MATERIAL FOR THIS TASK Block Start

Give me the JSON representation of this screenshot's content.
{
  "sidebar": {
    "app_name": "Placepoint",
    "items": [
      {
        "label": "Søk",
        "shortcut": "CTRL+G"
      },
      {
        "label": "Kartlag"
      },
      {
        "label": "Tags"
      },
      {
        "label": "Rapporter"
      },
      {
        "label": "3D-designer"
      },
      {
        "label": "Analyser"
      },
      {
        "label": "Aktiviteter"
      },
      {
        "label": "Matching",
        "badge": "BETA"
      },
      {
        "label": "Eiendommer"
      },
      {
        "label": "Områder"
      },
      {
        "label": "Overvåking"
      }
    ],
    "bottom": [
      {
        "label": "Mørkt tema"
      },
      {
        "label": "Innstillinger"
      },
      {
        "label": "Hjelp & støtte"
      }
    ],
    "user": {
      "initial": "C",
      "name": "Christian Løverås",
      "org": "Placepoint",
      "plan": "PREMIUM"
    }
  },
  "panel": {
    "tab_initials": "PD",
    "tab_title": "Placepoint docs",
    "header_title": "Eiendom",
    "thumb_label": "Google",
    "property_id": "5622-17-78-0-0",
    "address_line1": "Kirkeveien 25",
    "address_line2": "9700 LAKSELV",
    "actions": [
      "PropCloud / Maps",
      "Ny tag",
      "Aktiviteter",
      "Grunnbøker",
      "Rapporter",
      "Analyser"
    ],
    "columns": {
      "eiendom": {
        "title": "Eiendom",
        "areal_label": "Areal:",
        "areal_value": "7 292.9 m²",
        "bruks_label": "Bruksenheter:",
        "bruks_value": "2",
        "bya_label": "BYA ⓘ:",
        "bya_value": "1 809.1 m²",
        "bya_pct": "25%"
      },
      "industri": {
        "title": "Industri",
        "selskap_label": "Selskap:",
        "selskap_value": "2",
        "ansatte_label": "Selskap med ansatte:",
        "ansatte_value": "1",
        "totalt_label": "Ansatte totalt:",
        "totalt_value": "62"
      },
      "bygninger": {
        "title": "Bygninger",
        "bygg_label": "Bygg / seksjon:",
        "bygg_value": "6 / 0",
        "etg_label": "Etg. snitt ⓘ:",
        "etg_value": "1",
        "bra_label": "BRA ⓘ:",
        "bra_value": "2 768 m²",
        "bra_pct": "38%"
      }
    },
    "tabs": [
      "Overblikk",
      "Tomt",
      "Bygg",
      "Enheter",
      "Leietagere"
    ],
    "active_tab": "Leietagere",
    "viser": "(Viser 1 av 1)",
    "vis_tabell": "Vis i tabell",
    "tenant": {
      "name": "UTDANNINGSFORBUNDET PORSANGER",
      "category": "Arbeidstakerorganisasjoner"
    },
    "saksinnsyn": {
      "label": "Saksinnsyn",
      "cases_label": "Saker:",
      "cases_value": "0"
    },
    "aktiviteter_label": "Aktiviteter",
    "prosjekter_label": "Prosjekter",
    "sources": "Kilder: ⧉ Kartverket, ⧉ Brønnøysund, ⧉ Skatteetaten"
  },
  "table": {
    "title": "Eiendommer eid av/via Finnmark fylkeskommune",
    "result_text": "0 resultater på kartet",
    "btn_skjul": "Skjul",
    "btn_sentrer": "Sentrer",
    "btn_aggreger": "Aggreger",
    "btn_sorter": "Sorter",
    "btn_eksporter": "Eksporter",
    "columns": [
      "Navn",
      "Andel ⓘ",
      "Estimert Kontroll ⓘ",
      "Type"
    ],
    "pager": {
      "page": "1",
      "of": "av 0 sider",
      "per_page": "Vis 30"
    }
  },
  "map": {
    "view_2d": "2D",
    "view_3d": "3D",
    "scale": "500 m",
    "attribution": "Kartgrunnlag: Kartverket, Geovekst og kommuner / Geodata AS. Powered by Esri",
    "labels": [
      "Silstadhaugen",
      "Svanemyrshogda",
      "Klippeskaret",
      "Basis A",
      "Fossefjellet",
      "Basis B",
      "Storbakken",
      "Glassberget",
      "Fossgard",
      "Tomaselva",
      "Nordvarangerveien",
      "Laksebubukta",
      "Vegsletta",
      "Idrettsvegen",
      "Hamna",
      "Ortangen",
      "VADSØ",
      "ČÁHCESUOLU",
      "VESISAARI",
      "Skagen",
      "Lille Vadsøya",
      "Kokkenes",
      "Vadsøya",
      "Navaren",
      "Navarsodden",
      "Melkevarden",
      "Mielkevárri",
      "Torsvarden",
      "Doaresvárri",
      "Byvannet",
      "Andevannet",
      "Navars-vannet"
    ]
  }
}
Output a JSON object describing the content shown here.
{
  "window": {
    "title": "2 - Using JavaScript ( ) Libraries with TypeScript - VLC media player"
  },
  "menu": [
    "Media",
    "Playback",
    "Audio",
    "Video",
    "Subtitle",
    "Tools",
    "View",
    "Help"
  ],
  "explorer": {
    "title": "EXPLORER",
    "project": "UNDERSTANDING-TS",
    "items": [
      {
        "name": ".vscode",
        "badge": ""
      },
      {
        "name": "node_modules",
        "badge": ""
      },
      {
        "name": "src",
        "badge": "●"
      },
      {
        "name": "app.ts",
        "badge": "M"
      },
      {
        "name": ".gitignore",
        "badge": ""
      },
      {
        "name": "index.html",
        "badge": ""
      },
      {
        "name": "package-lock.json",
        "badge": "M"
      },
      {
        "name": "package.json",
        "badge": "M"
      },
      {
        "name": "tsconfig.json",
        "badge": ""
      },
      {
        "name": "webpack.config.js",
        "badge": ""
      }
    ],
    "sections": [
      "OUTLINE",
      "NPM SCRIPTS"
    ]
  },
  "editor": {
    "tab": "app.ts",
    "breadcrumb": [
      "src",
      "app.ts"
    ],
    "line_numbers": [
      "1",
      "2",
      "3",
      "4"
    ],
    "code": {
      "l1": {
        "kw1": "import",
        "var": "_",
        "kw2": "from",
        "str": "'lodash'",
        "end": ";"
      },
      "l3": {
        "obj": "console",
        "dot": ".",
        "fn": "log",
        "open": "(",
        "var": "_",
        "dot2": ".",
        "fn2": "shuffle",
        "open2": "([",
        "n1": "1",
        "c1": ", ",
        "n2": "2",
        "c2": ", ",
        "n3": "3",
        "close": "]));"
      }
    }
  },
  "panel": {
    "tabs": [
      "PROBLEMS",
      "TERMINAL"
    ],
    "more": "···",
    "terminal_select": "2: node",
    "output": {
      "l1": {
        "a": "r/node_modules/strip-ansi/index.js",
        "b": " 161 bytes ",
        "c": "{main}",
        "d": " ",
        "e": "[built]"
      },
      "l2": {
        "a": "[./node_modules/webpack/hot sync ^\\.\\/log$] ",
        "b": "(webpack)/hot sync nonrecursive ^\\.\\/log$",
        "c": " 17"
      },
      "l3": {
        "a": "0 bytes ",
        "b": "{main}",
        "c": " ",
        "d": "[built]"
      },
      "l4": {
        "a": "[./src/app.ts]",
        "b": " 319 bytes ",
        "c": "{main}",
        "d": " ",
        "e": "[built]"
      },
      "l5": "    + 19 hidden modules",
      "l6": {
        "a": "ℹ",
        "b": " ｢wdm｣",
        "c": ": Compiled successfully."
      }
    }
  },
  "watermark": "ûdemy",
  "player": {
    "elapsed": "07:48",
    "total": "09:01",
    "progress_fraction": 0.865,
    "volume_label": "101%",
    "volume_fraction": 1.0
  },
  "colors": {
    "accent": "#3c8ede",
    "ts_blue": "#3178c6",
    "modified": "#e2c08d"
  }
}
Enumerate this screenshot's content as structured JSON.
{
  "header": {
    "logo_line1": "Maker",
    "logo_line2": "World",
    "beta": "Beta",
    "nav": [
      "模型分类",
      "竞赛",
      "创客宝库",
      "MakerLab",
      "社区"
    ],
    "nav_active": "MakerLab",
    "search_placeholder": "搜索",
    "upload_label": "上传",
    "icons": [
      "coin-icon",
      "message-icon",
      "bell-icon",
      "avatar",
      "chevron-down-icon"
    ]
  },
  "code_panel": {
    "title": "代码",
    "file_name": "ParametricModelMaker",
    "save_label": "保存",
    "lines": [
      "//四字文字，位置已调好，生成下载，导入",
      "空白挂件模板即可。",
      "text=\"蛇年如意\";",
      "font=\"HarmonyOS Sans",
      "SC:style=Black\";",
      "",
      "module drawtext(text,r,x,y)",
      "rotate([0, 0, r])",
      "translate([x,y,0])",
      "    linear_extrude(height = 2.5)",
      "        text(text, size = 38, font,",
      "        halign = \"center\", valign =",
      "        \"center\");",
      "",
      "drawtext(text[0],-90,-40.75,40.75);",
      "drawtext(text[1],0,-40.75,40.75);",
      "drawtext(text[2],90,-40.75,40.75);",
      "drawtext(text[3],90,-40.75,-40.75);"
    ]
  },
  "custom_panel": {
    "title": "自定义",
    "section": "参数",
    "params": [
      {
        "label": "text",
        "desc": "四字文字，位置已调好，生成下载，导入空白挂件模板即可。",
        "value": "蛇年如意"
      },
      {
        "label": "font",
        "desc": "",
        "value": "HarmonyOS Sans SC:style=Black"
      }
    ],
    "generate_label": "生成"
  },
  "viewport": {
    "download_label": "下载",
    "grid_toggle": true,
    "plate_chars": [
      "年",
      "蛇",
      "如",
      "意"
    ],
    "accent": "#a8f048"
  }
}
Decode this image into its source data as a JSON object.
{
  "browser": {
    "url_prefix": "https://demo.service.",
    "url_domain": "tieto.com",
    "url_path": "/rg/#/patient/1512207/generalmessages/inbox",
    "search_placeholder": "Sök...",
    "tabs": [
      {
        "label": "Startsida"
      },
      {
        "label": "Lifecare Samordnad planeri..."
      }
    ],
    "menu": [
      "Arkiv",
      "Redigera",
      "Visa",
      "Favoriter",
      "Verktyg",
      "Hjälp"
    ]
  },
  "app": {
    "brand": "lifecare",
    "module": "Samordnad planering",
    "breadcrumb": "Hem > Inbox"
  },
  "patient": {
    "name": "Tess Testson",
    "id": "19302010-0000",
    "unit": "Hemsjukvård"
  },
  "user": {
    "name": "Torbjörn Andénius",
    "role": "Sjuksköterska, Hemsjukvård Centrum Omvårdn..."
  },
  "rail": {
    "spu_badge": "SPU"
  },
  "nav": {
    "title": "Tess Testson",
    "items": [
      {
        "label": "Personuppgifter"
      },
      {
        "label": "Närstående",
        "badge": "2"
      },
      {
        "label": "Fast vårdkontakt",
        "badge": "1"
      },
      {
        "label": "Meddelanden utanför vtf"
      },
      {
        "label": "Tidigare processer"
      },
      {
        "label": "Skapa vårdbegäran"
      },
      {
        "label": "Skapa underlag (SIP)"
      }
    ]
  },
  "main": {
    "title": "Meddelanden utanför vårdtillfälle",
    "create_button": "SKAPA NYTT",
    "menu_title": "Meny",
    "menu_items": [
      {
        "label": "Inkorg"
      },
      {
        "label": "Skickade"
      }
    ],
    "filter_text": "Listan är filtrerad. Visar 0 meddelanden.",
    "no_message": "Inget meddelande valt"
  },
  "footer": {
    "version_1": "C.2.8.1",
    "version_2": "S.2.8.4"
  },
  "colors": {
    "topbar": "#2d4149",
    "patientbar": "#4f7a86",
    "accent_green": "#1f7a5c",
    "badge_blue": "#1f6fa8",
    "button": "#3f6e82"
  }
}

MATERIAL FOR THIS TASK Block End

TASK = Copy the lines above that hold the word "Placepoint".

EXERCISE RESPONSE =
    "app_name": "Placepoint",
      "org": "Placepoint",
    "tab_title": "Placepoint docs",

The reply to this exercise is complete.